Since these changes happen frequently enough, and the config.php file is fairly basic, it would be ideal to not have to worry about clearing APC just for the one file.

Clearing the one file out of APC is definitely a possibility, but since you can't access APC via the command line, the solution ends up being rather inelegant.

share|improve this question

3 Answers 3

up vote 1 down vote accepted

Yes. you should check out the apc.filter configuration directive. Another Question | PHP Docs

share|improve this answer
    
Definitely not ideal, since it's a system ini setting, but the most accurate answer to my specific question. –  Owen Nov 17 '10 at 22:32
    
true, but I bet you could either set via htaccess or using ini_set() –  buggedcom Nov 18 '10 at 7:17
    
unless the docs are wrong, it's a php.ini only setting, sadly. –  Owen Nov 19 '10 at 0:27

I have a similar use case. I've asked myself the same question many times, and I have not been able to find a solution. However, my solution has been to create a quick script that takes care of clearing the APC cache for each server. Every time I rebuild the app, I need to hit the file on each server to clear the opcode cache using apc_clear_cache If you only have to clear one file, you may be better off with apc_compile_file

Hope this helps.

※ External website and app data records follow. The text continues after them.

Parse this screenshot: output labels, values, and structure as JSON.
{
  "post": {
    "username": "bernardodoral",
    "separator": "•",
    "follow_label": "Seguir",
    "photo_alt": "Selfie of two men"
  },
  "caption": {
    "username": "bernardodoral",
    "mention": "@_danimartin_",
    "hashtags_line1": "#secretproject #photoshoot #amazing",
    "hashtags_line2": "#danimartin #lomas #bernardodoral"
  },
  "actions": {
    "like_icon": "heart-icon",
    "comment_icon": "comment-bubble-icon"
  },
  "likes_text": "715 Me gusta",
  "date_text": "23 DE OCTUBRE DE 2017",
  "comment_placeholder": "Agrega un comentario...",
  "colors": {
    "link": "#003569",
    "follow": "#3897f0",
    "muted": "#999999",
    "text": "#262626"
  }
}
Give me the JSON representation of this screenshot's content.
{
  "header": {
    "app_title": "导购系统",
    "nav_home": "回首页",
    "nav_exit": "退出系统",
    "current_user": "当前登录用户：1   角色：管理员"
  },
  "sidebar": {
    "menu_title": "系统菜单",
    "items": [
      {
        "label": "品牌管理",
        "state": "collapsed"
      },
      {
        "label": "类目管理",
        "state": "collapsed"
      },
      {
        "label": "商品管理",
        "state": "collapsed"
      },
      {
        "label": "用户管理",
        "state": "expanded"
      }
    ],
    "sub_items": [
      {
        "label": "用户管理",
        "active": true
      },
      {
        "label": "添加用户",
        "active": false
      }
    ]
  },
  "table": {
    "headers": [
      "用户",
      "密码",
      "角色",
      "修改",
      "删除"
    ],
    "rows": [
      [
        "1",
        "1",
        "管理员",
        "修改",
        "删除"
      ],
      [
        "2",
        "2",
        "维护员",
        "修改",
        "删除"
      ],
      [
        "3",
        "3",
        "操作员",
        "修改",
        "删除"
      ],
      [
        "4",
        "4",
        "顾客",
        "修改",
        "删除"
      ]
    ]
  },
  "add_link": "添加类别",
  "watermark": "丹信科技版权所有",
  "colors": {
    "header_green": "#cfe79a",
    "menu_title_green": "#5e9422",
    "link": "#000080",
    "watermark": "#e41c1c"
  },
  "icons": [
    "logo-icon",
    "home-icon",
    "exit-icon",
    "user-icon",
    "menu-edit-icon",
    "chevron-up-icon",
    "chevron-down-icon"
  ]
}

share|improve this answer
    
Likely this is the method I will use to limit the amount of cache operations. –  Owen Nov 17 '10 at 22:33

I don't know of a way to do what you're suggesting, but you should be able to engineer your way around it.

The obvious solution is to not store the data in a php file. Since you've already got APC, why not just keep the configuration data in APC (as cached data, not opcodes).

So whatever modifies config.php, would now do something like this:

  1. Modify some non-php file (something.ini, or something like that)
  2. Invalidate the APC cache entry.

When config.php needed the data, it would typically read from the cache. If the cache has been invalidated, it reads/parses the data from the ini file, updates the cache, and proceeds as usual.

At the end of the day, you're using an opcode cache to cache data. You should use a data cache instead. Luckily, APC provides both.

share|improve this answer
    
We're using memcache for application caching. Unfortunately it's not available in config.php, so the workaround becomes a bit clunkier I think. Good idea though! –  Owen Oct 31 '10 at 3:16
    
If it were possible to move your cache configuring up in your bootstrap process, memcache would be an ideal place to keep these data. If that's not possible, that's too bad. You could consider dedicated a small shared memory data cache in each APC instance, but with memcache in the mix, that just seems odd. OTOH, Chris Henry's note about apc_compile_file seems like it could do just what you want. –  timdev Oct 31 '10 at 18:24

Your Answer

 
discard

By posting your answer, you agree to the privacy policy and terms of service.

Not the answer you're looking for? Browse other questions tagged or ask your own question.